Interest on Educational Loans
In 2021, the maximum deduction for interest paid on student loans is $2,500. The deduction begins to be phased out for higher-income taxpayers with modified adjusted gross income of more than $70,000 ($140,000 for joint filers) and is completely eliminated for taxpayers with modified adjusted gross income of $85,000 ($170,000 joint filers).
INDIVIDUALS – RETIREMENT
The elective deferral (contribution) limit for employees who participate in 401(k), 403(b), most 457 plans, and the federal government’s Thrift Savings Plan remains at $19,500. Contribution limits for SIMPLE plans also remain at $13,500. The maximum compensation used to determine contributions increases to $290,000 (up from $285,000 in 2020).
Income Phase-out Ranges
The deduction for taxpayers making contributions to a traditional IRA is phased out for singles and heads of household who are covered by an employer-sponsored retirement plan and have modified AGI between $66,000 and $76,000.
For married couples filing jointly, in which the spouse who makes the IRA contribution is covered by an employer-sponsored retirement plan, the phase-out range increases to $105,000 to $125,000. For an IRA contributor who is not covered by an employer-sponsored retirement plan and is married to someone who is covered, the deduction is phased out if the couple’s modified AGI is between $198,000 and $208,000.
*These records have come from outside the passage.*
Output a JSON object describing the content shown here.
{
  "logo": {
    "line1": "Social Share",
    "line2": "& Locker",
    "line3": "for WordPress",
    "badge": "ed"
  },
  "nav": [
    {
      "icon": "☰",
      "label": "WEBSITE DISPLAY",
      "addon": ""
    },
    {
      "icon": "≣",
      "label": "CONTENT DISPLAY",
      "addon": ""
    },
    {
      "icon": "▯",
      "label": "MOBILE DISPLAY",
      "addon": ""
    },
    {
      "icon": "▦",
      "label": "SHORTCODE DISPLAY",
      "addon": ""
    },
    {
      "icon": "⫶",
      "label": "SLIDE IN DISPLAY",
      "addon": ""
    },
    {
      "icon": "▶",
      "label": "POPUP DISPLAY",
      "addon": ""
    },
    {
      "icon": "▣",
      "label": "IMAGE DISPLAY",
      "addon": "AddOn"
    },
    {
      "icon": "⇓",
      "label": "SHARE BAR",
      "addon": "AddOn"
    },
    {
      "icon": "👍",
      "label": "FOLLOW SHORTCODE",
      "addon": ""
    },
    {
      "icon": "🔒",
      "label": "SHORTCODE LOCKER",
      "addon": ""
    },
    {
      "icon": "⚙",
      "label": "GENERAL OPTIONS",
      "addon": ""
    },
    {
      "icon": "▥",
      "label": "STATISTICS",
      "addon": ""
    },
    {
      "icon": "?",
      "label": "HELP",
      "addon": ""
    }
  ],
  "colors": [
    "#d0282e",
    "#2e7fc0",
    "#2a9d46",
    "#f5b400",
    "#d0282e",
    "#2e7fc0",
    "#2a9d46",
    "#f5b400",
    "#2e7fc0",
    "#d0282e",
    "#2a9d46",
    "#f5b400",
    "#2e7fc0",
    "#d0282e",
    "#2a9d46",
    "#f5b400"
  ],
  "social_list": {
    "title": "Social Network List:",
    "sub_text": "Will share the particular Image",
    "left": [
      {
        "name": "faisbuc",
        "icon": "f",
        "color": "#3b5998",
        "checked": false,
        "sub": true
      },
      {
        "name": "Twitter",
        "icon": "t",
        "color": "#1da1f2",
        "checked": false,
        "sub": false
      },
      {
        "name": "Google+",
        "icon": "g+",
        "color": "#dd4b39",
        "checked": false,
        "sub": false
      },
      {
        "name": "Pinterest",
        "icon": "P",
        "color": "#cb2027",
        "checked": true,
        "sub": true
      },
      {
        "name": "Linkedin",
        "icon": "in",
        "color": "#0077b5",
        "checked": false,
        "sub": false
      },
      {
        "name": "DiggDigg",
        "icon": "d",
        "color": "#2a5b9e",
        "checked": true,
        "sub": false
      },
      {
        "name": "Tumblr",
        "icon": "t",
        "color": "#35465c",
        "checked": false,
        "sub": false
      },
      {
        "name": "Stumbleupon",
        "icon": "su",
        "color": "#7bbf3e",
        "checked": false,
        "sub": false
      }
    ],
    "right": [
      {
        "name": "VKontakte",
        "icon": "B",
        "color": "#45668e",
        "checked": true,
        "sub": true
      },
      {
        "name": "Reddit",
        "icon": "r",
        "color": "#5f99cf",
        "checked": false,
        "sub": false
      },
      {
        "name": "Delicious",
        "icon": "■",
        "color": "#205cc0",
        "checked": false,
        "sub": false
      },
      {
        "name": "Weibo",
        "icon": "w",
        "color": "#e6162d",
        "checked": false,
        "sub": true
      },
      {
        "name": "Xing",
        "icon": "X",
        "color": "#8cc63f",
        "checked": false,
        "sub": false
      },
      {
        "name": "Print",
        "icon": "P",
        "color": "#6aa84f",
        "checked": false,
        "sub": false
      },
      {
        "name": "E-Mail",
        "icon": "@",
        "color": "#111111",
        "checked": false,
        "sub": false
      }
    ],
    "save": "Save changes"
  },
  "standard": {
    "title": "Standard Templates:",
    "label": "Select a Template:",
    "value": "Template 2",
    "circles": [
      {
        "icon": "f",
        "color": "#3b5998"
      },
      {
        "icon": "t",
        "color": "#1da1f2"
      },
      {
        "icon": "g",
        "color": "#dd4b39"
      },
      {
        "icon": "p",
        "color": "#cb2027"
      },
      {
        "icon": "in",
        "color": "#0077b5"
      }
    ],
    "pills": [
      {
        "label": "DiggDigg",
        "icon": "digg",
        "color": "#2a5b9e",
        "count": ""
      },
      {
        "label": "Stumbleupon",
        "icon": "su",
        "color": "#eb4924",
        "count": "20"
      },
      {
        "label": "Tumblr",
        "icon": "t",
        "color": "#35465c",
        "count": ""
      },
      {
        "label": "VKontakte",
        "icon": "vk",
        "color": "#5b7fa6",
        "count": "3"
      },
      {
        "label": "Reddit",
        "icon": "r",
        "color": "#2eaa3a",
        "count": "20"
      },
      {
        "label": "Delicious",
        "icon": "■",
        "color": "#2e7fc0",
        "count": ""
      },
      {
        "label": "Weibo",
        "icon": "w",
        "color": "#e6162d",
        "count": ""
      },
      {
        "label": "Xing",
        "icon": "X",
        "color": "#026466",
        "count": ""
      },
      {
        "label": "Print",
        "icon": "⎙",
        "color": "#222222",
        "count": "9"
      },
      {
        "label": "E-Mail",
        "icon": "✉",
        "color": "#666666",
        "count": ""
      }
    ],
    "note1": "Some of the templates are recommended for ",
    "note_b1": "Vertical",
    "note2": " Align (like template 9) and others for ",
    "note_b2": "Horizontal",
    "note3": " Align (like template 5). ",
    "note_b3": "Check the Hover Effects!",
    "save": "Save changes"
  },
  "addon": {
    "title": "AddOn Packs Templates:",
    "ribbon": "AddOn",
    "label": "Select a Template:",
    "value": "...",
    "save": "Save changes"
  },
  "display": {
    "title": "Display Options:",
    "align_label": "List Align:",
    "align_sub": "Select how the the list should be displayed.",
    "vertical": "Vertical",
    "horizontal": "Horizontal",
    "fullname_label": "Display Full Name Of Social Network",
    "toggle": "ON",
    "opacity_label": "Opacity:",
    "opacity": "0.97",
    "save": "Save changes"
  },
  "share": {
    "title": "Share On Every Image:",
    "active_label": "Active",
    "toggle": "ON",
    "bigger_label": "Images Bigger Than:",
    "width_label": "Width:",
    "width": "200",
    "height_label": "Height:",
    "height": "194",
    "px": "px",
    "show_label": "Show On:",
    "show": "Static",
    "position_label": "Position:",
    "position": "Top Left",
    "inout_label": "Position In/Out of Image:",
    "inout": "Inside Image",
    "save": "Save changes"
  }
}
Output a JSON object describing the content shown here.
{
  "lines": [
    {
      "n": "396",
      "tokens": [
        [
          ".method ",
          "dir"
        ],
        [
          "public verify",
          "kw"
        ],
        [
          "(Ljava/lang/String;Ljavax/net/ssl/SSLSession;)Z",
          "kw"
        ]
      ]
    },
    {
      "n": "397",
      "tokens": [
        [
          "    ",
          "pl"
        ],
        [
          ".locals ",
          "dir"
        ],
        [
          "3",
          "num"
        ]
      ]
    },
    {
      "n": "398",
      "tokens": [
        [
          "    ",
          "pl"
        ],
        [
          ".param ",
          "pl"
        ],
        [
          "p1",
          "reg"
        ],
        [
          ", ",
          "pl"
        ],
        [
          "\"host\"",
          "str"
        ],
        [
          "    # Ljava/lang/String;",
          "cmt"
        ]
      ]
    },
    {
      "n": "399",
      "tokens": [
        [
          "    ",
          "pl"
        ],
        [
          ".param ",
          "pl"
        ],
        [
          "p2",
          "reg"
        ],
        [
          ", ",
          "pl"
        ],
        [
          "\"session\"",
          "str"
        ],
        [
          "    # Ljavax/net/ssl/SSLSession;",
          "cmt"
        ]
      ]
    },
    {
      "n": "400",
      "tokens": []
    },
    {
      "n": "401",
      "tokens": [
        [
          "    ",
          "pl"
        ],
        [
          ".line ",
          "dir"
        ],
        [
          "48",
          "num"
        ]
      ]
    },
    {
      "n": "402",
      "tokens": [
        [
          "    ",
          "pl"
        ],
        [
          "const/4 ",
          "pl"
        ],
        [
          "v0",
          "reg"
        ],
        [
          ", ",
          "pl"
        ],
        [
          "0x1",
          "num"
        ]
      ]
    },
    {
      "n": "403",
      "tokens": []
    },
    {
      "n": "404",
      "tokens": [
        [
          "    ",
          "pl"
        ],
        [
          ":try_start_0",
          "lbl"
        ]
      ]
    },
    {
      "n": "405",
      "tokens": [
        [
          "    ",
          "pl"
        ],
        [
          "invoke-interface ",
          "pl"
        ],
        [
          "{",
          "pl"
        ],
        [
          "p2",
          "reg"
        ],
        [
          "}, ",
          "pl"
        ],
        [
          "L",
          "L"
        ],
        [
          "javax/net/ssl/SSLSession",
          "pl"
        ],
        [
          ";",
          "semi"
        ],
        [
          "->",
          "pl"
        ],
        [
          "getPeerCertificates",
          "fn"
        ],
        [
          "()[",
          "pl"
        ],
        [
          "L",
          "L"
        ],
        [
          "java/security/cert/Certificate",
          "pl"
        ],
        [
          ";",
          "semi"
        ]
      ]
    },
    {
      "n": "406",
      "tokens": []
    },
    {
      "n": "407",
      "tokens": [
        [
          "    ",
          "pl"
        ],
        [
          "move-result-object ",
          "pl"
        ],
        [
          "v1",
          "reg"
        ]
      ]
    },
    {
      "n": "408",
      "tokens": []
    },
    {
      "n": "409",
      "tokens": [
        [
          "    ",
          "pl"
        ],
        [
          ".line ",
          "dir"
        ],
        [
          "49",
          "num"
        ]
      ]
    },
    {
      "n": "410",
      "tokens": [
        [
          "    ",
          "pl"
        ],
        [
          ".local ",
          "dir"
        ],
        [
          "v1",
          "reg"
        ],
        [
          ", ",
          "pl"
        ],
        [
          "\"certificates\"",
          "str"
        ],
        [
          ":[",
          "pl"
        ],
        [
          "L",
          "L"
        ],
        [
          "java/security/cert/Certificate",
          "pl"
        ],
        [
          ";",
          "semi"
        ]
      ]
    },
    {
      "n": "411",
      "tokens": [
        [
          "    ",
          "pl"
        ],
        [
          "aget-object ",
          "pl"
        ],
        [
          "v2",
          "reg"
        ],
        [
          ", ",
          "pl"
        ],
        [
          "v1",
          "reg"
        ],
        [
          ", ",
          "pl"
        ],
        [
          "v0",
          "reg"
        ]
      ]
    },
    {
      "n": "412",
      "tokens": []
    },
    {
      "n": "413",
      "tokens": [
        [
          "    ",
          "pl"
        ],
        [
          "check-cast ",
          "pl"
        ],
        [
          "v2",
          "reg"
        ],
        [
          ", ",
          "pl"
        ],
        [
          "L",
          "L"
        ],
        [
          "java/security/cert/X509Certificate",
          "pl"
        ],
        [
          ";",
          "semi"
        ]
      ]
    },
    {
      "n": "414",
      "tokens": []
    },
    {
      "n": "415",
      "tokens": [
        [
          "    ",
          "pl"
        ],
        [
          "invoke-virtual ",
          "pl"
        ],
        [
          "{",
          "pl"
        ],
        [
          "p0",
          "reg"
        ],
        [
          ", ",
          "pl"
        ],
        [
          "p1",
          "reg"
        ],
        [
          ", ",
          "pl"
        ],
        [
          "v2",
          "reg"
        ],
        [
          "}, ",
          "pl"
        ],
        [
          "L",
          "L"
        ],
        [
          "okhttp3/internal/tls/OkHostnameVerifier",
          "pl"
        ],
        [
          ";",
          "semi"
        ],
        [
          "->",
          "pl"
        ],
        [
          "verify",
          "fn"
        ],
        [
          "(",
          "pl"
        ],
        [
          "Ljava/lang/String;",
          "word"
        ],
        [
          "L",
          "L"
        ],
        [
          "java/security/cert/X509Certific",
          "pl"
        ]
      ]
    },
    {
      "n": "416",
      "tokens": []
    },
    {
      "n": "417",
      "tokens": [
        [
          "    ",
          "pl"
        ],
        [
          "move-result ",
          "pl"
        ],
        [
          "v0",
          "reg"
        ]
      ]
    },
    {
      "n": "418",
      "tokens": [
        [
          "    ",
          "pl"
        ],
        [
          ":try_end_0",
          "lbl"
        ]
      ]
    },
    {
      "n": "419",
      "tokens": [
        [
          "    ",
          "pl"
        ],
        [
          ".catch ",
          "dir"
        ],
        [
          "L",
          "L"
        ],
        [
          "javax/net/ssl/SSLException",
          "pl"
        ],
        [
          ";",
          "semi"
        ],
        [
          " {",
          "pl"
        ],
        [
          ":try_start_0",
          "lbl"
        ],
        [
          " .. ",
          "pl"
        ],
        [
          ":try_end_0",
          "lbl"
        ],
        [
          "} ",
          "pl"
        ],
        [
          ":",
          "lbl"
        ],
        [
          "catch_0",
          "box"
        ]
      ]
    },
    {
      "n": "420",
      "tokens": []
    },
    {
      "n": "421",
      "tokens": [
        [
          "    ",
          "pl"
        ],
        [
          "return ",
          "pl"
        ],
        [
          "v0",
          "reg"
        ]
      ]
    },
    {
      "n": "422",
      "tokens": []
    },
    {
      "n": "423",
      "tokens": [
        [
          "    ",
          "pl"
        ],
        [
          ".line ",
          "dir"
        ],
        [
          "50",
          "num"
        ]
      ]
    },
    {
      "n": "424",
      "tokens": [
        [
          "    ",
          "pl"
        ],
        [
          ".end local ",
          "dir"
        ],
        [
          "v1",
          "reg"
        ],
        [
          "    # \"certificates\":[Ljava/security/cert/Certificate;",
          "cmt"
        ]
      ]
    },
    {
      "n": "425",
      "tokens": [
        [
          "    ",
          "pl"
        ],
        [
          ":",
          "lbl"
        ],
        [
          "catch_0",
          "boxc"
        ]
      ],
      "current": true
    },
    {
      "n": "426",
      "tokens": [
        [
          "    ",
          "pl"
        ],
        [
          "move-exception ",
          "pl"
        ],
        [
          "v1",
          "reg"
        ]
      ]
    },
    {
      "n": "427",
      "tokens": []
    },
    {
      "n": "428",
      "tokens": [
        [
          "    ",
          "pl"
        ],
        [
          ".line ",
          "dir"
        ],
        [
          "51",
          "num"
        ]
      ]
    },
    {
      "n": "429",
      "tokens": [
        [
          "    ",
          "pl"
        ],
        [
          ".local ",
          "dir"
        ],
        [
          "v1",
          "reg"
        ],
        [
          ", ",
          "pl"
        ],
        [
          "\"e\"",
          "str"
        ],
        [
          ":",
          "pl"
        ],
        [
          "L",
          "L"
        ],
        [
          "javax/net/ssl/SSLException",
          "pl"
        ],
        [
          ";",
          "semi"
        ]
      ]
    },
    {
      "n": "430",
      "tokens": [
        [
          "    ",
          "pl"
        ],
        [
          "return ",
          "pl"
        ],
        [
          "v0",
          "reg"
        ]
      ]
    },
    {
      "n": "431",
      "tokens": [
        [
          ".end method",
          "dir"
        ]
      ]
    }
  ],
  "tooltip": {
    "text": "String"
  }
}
The modified AGI phase-out range for taxpayers making contributions to a Roth IRA is $125,000 to $140,000 for singles and heads of household, up from $124,000 to $13999,000. For married couples filing jointly, the income phase-out range is $198,000 to $208,000, up from $196,000 to $206,000. The phase-out range for a married individual filing a separate return who makes contributions to a Roth IRA is not subject to an annual cost-of-living adjustment and remains $0 to $10,000.
Standard Mileage Rates
In 2021, the rate for business miles driven is 56 cents per mile, down one half of a cent from the rate for 2020.
Section 179 Expensing
In 2021, the Section 179 expense deduction increases to a maximum deduction of $1,050,000 of the first $2,620,000 of qualifying equipment placed in service during the current tax year. This amount is indexed to inflation for tax years after 2018. The deduction was enhanced under the TCJA to include improvements to nonresidential qualified real property such as roofs, fire protection, and alarm systems and security systems, and heating, ventilation, and air-conditioning systems. Also, of note is that costs associated with the purchase of any sport utility vehicle, treated as a Section 179 expense, cannot exceed $26,200.
Qualified Business Income Deduction
Eligible taxpayers are able to deduct up to 20 percent of certain business income from qualified domestic businesses, as well as certain dividends. To qualify for the deduction business income must not exceed a certain dollar amount. In 2021, these threshold amounts are $164,900 for single and head of household filers and $329,800 for married taxpayers filing joint returns.
Research & Development Tax Credit
Starting in 2018, businesses with less than $50 million in gross receipts can use this credit to offset alternative minimum tax. Certain start-up businesses that might not have any income tax liability will be able to offset payroll taxes with the credit as well.
Employee Health Insurance Expenses
For taxable years beginning in 2021, the dollar amount of average wages is $27,800 ($27,600 in 2020). This amount is used for limiting the small employer health insurance credit and for determining who is an eligible small employer for purposes of the credit.
Taxpayers who incur food and beverage expenses associated with operating a trade or business are able to deduct 100 percent (50 percent for tax years 2018-2020) of these expenses for tax years 2021 and 2022 (The Consolidated Appropriations Act, 2021) as long as the meal is provided by a restaurant.
While this checklist outlines important a few of the tax changes for 2021, additional changes in the tax law are likely to arise during the year ahead. Don’t hesitate to call if you have any questions or want to get a head start on tax planning for the year ahead.